• _Try it_
Count the lines of the listing below where "arrow" shows up, and please answer with that number only.
─── Data records
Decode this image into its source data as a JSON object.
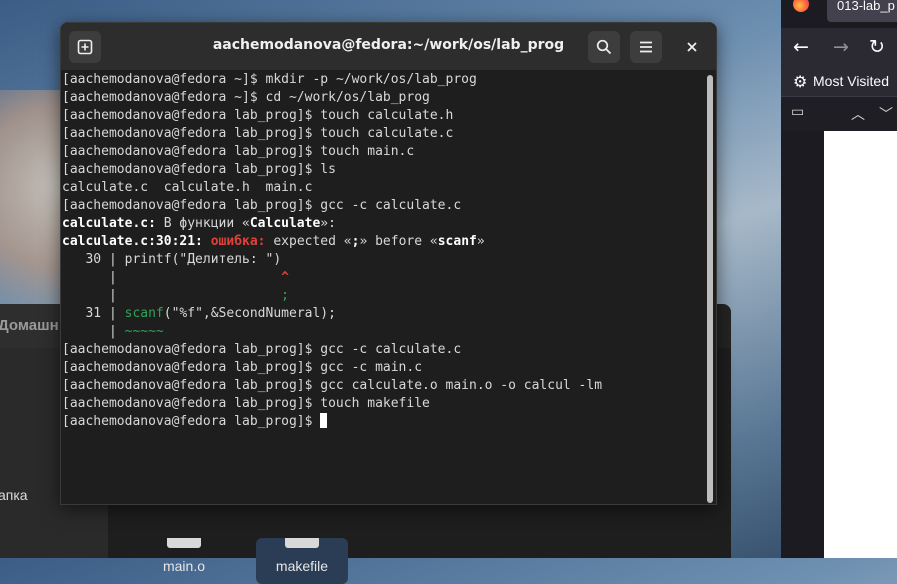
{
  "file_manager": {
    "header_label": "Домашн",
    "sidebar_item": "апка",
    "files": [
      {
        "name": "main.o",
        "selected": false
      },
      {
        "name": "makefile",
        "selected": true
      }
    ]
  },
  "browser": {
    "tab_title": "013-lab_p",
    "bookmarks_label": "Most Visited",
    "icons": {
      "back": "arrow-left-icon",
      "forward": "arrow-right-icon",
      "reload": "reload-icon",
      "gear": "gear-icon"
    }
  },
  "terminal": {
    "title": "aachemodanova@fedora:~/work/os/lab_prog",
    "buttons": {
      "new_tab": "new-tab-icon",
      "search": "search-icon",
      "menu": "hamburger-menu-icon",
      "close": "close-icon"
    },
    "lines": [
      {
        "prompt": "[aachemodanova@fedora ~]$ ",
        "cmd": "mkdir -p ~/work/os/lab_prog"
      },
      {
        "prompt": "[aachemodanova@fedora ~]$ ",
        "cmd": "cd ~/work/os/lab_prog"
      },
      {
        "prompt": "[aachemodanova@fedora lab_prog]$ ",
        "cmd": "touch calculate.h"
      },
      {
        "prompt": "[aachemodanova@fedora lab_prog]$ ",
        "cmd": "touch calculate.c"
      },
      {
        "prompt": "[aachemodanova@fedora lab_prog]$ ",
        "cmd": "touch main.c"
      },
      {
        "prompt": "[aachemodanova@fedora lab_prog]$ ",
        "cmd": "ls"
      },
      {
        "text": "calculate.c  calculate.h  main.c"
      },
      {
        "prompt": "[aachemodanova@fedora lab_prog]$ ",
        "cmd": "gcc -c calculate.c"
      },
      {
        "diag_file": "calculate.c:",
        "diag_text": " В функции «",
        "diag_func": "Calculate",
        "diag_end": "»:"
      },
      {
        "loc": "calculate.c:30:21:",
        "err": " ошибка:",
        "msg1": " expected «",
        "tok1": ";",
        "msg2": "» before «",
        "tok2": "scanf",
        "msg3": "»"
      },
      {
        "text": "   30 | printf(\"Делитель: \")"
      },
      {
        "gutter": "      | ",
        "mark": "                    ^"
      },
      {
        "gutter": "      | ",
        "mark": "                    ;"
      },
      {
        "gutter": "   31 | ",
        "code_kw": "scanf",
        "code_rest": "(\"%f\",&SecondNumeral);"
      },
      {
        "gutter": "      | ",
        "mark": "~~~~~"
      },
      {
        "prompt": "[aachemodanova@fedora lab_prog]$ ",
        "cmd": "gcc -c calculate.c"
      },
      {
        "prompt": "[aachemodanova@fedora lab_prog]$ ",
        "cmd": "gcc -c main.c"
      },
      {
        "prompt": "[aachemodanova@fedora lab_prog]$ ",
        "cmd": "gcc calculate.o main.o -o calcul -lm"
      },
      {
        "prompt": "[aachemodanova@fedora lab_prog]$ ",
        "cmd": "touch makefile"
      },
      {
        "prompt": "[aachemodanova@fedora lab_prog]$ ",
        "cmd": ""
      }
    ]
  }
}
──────
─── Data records
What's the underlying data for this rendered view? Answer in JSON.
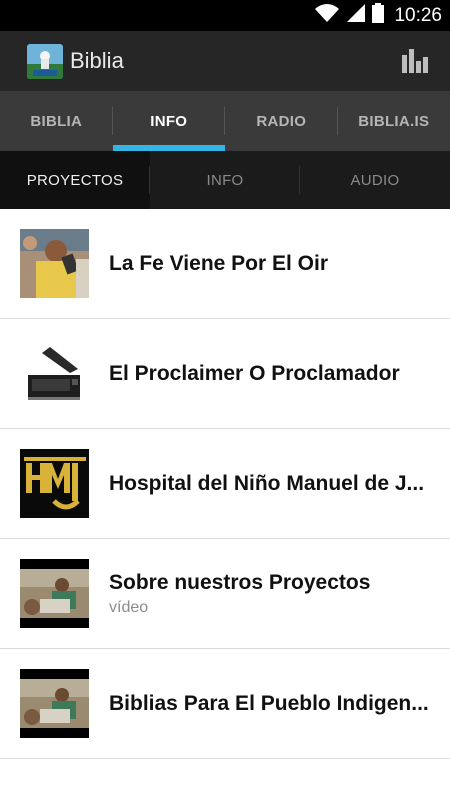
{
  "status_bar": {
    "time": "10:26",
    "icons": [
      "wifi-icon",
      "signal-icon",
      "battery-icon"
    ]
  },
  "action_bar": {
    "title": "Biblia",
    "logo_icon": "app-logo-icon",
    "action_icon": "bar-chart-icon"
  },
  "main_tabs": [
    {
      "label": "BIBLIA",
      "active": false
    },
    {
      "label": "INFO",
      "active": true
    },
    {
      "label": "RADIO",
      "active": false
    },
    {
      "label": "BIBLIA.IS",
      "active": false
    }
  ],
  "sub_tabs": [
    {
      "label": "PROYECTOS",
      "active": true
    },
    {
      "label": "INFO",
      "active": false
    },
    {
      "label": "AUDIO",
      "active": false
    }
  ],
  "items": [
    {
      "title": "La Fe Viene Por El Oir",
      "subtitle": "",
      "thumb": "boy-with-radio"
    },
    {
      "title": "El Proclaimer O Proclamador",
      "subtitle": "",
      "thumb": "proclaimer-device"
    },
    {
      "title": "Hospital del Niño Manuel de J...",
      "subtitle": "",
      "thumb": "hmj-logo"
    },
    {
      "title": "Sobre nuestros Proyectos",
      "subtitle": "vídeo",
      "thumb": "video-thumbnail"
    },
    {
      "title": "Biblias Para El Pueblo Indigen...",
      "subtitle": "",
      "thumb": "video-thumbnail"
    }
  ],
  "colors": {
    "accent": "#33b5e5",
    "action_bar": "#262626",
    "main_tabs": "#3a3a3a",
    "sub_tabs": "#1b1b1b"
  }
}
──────
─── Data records
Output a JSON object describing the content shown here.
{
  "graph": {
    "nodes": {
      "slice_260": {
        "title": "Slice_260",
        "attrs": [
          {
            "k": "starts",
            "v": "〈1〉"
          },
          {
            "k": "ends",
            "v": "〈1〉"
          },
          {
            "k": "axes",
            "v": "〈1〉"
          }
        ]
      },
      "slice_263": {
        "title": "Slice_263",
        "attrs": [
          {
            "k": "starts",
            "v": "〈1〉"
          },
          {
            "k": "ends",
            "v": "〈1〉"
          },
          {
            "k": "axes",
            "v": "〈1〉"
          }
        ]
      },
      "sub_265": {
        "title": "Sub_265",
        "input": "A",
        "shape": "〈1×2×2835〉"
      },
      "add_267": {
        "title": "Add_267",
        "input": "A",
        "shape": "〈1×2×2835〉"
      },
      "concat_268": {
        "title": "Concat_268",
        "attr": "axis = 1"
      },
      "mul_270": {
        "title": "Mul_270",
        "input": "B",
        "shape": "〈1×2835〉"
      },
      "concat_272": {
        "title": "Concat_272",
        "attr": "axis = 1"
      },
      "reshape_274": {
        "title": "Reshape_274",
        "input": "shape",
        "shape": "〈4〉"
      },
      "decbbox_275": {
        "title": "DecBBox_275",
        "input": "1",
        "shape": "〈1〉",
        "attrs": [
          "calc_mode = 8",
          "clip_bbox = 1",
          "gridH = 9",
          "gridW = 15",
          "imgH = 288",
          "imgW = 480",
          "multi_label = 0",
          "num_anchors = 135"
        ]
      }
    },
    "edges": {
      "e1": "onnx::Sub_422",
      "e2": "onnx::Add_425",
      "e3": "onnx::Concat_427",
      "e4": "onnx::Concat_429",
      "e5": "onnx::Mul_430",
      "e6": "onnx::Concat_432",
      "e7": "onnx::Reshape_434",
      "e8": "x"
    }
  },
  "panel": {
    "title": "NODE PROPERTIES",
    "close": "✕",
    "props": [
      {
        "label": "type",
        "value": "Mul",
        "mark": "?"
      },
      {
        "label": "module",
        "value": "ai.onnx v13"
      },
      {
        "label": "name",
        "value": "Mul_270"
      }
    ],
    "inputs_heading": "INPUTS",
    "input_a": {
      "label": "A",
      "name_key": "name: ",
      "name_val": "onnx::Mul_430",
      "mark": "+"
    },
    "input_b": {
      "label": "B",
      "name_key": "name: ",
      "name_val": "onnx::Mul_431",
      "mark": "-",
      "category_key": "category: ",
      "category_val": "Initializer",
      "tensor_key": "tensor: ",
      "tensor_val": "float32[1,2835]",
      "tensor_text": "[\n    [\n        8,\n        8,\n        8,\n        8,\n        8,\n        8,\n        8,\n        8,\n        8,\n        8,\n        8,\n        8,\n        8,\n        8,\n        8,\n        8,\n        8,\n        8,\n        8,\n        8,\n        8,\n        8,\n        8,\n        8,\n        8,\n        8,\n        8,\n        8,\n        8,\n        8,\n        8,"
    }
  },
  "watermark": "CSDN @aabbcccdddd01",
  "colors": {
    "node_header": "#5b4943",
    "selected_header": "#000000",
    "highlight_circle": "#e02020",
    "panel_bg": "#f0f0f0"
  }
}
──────
• _Response to the task_
2